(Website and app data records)
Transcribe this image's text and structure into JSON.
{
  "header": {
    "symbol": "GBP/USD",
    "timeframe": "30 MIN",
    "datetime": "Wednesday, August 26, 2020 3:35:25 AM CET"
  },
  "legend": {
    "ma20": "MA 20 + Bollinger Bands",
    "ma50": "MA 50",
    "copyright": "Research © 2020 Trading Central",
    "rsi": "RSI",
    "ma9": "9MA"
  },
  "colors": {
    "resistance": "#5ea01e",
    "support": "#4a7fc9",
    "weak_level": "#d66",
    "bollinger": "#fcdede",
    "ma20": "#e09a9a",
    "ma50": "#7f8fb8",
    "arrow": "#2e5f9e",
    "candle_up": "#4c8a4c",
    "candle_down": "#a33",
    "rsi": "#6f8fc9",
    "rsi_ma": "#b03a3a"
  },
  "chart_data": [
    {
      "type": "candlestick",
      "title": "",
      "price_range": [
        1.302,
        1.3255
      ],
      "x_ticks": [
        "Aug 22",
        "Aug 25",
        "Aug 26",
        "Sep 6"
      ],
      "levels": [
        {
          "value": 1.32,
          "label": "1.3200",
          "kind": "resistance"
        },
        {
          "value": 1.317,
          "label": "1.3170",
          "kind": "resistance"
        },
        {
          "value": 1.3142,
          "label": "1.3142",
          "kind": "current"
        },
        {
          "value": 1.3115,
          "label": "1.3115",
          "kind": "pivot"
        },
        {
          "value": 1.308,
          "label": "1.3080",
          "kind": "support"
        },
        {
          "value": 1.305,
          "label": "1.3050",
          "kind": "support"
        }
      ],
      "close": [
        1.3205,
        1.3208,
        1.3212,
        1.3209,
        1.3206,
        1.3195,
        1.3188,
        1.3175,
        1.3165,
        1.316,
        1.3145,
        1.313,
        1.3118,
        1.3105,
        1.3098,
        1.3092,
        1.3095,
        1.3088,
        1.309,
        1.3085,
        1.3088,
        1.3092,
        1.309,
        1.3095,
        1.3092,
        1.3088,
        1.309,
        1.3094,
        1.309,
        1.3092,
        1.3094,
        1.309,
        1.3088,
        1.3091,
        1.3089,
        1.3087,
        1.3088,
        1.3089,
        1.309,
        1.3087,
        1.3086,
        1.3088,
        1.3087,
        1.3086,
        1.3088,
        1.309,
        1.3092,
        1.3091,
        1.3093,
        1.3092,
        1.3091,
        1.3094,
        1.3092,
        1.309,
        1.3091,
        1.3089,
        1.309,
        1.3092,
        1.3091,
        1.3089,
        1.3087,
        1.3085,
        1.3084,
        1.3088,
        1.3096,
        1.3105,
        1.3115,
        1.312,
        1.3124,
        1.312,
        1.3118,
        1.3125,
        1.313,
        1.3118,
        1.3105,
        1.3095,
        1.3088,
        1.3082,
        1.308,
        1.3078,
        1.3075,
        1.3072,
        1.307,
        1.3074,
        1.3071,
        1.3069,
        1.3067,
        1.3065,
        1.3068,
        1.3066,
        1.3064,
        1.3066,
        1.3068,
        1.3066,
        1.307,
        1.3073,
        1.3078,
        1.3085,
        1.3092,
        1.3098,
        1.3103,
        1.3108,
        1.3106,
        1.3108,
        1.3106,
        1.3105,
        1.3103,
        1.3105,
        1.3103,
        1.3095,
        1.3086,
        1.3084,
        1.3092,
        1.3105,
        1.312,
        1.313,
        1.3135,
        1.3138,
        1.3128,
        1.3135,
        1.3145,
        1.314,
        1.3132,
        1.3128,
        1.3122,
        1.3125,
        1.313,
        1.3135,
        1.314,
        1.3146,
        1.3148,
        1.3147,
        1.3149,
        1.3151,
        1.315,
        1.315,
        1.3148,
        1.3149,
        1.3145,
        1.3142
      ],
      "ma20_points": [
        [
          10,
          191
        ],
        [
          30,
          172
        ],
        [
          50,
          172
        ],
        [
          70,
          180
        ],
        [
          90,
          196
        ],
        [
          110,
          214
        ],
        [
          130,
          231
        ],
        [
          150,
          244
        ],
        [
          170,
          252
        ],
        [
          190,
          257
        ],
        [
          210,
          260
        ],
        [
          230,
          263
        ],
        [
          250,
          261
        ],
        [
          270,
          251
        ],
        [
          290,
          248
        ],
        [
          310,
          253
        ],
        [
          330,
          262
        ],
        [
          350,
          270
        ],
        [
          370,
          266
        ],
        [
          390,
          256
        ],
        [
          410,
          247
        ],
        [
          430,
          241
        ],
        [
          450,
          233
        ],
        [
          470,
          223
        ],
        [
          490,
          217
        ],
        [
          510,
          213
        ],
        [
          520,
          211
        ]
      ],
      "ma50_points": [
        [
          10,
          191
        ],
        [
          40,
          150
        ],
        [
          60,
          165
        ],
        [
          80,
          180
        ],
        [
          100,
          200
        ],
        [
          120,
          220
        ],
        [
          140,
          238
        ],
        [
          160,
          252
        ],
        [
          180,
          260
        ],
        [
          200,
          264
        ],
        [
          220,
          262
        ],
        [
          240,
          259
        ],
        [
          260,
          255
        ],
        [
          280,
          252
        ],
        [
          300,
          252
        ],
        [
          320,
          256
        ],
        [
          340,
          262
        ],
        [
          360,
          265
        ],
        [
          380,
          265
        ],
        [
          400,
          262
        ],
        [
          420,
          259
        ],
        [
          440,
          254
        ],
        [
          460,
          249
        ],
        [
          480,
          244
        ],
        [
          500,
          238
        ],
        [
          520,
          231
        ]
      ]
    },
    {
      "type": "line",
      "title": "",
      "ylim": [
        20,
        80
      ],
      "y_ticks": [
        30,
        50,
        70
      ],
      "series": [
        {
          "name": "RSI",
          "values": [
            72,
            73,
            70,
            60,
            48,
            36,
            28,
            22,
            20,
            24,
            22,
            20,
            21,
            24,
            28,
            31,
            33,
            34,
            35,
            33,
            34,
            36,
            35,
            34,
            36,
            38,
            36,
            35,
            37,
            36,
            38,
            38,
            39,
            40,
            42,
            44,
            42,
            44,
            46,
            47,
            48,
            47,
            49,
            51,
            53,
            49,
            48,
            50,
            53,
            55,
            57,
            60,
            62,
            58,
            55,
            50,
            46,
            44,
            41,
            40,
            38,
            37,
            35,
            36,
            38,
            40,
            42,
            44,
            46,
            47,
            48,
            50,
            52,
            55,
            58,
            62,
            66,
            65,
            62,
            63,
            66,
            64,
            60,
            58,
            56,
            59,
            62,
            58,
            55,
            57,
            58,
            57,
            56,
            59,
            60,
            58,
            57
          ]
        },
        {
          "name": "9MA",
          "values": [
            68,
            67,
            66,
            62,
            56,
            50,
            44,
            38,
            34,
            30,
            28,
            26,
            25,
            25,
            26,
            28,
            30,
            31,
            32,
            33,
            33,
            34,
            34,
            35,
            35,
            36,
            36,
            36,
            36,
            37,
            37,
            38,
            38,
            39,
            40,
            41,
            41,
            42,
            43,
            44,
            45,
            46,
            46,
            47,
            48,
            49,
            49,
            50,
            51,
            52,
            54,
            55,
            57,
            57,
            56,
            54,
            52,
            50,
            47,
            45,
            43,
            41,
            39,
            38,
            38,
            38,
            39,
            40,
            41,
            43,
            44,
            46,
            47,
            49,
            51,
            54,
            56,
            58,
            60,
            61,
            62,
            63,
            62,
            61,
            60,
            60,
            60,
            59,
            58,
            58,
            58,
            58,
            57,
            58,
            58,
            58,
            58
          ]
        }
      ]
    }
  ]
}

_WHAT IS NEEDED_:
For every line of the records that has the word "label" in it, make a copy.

_TASK SOLUTION_:
          "label": "1.3200",
          "label": "1.3170",
          "label": "1.3142",
          "label": "1.3115",
          "label": "1.3080",
          "label": "1.3050",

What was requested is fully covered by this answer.